That is ancient history as far as Portland is concerned. Oh, they remember it, but the Blazers and their leader, fourth-year guard Brandon Roy, are the type of team that will feed off of last season's disappointing outcome.
At first glance it wouldn't seem that Portland did much in the offseason to improve the team. They signed an aging, although still very capable, point guard in Andre Miller and picked up a few role players in free agency and the draft. However, Portland adds two more key contributors it did not have last season as well.
Martell Webster returns from foot surgery which cost him all of last season. While Webster isn't the type of player that would have swung the Houston series last April, he is a valuable asset, starting or coming off of the bench, to make some three pointers, something that the Blazers lacked in their 2008-2009 campaign. He will struggle for playing time, competing against Travis Outlaw and Nicolas Batum, but when Webster is on the floor he can be a difference maker.
The other contributor that the Blazers has last season, but did not contribute greatly to the team is none other than former No. 1 overall draft pick Greg Oden. Oden is clearly a new player this season, now healthy and experienced, and will be a much, much bigger factor toward the direction of this basketball team. He has dominated in the preseason, both offensively and defensively.
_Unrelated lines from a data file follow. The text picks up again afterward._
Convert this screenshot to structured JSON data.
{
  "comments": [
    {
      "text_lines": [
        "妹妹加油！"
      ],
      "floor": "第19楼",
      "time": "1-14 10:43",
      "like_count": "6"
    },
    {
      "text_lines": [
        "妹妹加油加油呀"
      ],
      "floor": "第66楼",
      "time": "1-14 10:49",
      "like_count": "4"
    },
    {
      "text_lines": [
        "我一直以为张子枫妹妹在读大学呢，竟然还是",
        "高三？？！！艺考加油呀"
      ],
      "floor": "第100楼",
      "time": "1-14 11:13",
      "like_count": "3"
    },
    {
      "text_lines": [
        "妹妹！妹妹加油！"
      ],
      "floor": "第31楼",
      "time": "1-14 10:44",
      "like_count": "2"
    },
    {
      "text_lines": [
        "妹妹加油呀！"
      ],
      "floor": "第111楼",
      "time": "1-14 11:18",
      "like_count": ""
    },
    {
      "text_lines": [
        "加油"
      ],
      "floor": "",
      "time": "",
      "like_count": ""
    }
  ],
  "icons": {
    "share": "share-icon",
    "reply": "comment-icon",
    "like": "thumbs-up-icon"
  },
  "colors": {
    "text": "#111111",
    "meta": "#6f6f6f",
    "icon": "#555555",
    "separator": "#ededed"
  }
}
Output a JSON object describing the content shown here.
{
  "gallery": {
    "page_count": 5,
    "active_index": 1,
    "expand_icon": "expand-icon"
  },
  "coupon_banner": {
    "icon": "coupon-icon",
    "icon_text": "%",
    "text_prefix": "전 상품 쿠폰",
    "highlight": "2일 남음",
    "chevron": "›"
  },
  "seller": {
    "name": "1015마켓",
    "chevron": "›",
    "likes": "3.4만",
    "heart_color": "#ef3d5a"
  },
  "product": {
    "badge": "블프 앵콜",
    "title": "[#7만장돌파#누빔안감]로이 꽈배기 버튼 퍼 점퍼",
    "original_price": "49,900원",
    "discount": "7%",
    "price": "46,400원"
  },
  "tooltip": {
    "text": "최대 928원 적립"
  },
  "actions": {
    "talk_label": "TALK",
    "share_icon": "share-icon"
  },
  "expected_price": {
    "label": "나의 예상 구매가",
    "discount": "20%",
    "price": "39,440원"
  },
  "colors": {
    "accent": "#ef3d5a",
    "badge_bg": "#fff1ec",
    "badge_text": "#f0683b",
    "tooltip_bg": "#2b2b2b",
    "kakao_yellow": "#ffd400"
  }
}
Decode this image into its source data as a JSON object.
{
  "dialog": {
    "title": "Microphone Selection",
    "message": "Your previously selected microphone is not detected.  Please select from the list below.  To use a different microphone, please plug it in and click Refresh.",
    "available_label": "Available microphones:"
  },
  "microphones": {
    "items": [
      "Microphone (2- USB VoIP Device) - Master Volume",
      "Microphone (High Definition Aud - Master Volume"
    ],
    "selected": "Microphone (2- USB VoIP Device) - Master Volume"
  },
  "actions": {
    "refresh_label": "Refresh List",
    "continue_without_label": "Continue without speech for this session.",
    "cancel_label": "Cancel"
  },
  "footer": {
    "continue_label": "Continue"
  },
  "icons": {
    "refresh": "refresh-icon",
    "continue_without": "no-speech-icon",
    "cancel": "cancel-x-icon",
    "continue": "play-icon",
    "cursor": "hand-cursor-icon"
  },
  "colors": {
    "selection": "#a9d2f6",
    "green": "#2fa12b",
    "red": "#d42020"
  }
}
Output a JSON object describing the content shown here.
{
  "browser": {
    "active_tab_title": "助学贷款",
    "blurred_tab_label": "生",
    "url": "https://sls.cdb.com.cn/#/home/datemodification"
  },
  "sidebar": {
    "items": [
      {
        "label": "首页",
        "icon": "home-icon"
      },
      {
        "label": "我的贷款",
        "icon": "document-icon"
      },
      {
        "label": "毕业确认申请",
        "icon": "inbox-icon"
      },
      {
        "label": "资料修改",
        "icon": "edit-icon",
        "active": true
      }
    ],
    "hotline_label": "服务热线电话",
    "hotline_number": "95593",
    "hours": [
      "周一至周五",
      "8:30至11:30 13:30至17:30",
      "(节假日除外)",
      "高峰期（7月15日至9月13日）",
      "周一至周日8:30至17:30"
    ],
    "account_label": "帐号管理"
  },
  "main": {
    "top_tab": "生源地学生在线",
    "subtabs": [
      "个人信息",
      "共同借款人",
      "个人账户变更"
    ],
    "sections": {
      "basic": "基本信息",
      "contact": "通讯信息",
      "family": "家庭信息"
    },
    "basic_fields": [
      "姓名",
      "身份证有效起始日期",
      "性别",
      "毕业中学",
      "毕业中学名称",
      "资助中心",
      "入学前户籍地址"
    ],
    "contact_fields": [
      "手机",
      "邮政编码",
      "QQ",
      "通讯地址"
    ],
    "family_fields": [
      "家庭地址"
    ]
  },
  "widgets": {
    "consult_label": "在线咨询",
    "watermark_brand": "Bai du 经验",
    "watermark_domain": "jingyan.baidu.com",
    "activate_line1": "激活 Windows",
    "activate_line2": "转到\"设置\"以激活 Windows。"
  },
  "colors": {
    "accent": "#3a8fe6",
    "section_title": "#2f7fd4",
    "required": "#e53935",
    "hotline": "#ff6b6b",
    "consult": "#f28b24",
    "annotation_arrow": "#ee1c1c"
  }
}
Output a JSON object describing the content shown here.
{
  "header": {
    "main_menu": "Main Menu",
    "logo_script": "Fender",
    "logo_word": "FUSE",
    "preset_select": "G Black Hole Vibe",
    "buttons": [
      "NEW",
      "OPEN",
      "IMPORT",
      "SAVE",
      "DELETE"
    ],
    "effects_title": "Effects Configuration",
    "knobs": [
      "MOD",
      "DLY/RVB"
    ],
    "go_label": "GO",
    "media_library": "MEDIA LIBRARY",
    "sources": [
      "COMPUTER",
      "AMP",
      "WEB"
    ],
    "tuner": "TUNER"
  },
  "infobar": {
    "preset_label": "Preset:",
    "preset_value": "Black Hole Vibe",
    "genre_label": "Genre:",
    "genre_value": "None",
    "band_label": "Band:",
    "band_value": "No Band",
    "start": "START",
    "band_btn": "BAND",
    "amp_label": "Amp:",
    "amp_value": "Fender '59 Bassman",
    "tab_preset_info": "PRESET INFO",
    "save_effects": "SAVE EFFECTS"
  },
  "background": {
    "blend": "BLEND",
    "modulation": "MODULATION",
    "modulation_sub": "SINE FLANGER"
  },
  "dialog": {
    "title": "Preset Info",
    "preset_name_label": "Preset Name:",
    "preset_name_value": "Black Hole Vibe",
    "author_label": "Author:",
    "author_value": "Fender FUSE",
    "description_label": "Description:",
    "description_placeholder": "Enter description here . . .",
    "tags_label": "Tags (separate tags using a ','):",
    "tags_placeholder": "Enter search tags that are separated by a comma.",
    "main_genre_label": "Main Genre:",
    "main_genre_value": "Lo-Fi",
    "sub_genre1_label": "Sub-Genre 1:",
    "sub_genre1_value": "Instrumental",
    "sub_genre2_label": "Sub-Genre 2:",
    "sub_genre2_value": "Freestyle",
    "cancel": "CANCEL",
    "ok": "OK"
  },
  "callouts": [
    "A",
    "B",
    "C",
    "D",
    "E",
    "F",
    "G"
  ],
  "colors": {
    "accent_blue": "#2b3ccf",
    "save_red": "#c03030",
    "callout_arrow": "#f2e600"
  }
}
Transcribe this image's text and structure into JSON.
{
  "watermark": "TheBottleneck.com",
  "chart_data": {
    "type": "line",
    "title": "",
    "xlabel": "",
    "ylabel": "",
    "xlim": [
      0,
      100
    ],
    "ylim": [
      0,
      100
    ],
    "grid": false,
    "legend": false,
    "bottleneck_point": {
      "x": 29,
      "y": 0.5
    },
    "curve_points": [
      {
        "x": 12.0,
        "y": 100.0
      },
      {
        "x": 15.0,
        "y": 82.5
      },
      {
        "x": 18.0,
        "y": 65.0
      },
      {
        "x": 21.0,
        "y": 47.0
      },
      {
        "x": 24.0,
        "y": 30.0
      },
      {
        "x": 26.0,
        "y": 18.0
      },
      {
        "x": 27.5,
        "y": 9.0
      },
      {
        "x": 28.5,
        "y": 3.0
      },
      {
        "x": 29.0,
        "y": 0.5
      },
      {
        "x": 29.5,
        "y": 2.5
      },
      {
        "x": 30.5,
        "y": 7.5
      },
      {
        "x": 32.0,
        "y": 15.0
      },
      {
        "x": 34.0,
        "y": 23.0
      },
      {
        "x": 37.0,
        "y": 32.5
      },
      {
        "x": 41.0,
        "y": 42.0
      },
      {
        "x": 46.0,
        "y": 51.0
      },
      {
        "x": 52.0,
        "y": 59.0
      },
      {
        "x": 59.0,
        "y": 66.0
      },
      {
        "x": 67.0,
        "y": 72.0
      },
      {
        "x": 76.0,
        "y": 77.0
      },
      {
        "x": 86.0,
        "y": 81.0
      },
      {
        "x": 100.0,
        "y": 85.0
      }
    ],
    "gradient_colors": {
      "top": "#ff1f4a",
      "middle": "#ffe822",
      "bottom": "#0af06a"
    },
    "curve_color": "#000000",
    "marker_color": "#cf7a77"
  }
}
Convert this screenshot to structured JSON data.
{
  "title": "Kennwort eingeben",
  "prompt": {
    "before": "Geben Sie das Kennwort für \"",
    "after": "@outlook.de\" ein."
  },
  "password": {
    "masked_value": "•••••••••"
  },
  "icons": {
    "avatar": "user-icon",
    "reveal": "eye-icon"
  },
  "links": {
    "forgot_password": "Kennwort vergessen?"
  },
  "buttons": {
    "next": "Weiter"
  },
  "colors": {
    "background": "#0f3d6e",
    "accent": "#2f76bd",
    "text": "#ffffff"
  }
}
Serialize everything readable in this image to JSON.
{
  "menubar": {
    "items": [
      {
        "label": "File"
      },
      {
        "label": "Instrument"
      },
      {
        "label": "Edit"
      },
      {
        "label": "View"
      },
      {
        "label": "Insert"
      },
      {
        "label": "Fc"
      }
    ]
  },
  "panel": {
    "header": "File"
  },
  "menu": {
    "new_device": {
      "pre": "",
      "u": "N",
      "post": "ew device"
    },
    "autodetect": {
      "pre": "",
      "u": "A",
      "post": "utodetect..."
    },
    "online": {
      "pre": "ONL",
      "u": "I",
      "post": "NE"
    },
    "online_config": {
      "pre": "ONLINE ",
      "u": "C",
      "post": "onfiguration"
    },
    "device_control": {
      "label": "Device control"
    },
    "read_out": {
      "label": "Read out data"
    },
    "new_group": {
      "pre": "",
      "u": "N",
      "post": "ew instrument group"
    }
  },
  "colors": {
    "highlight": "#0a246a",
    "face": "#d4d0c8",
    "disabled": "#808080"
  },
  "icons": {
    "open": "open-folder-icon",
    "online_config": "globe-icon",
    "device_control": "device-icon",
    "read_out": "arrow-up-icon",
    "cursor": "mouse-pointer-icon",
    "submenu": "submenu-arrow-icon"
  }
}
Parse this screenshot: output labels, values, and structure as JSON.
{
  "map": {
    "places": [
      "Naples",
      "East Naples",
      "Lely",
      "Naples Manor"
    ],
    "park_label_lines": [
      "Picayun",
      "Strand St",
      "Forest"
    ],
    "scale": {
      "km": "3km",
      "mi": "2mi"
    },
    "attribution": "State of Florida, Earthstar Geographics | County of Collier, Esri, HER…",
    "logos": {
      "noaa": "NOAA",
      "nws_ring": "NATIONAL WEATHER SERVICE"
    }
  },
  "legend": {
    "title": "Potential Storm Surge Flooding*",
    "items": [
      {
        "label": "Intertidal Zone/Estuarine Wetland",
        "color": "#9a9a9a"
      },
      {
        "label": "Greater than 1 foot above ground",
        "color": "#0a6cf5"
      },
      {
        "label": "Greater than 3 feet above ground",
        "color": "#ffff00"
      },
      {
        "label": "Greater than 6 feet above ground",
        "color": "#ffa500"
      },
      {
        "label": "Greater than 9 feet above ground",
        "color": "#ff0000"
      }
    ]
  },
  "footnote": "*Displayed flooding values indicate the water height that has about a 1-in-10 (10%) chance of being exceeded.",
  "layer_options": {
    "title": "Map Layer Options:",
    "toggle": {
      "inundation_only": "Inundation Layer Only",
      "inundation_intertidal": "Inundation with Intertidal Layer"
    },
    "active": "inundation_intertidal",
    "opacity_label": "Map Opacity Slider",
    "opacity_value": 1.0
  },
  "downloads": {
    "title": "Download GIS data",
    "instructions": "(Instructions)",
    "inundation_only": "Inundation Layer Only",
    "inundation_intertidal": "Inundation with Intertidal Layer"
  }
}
While it is impossible to judge a player by preseason games, there have been many other outlets reporting that Oden is a new player. He now has a kick in his step and will be playing without as much pressure and with a chip on his shoulder. Don't underestimate Oden this season—he is poised for a breakout season. An improved Oden would mean wonders for this team for the 2009-2010 season.
So what will people be saying about the Trail Blazers this year?
So far they've been disrespected by most "experts," for the most part being projected as fifth in the West, even with them having the tied for second best record in the West last year. What would make anybody think that the Blazers wouldn't improve drastically yet again this year.
How is Portland worse than Dallas? Does an injury-prone run and jump forward that cannot create his own shot (Shawn Marion) really make them a better team than Portland, who adds a point guard who can dish it out and play defense better than Steve Blake? Can Chauncey Billups create the same magic in Denver, despite turning 33 recently? San Antonio is a better team and should be better than Portland this year, but can they be relied on to stay healthy?
The Blazers have fewer question marks that perhaps anybody in the league with, perhaps the exception of the Lakers. And the question marks that the Blazers do have, will only make them better (Will Greg Oden improve? , How will Andre Miller fit in?) if they end up being fulfilled and cannot make them a worse team than last year.
A bold prediction for Portland this year: They will be the No. 2 seed in the West. Greg Oden will have everybody buzzing with a much improved year where he actually stays on the floor. LaMarcus Aldridge will continues his year-by-year improvement.
Brandon Roy will show why he is one of the best players in basketball. Portland's top of the rotation (Oden, Aldridge, Batum, Roy, Miller) and bench (Rudy Fernandez, Joel Pryzbilla, Travis Outlaw, Martell Webster, Steve Blake) can hang with anybody any given night. The Rose Garden is impossible to win in (Lakers haven't won their in over three years).
All of these factors point towards another big improvement for Portland, possibly even a 60-win season and a run at the Lakers in the playoffs.
Like the new article format? Send us feedback!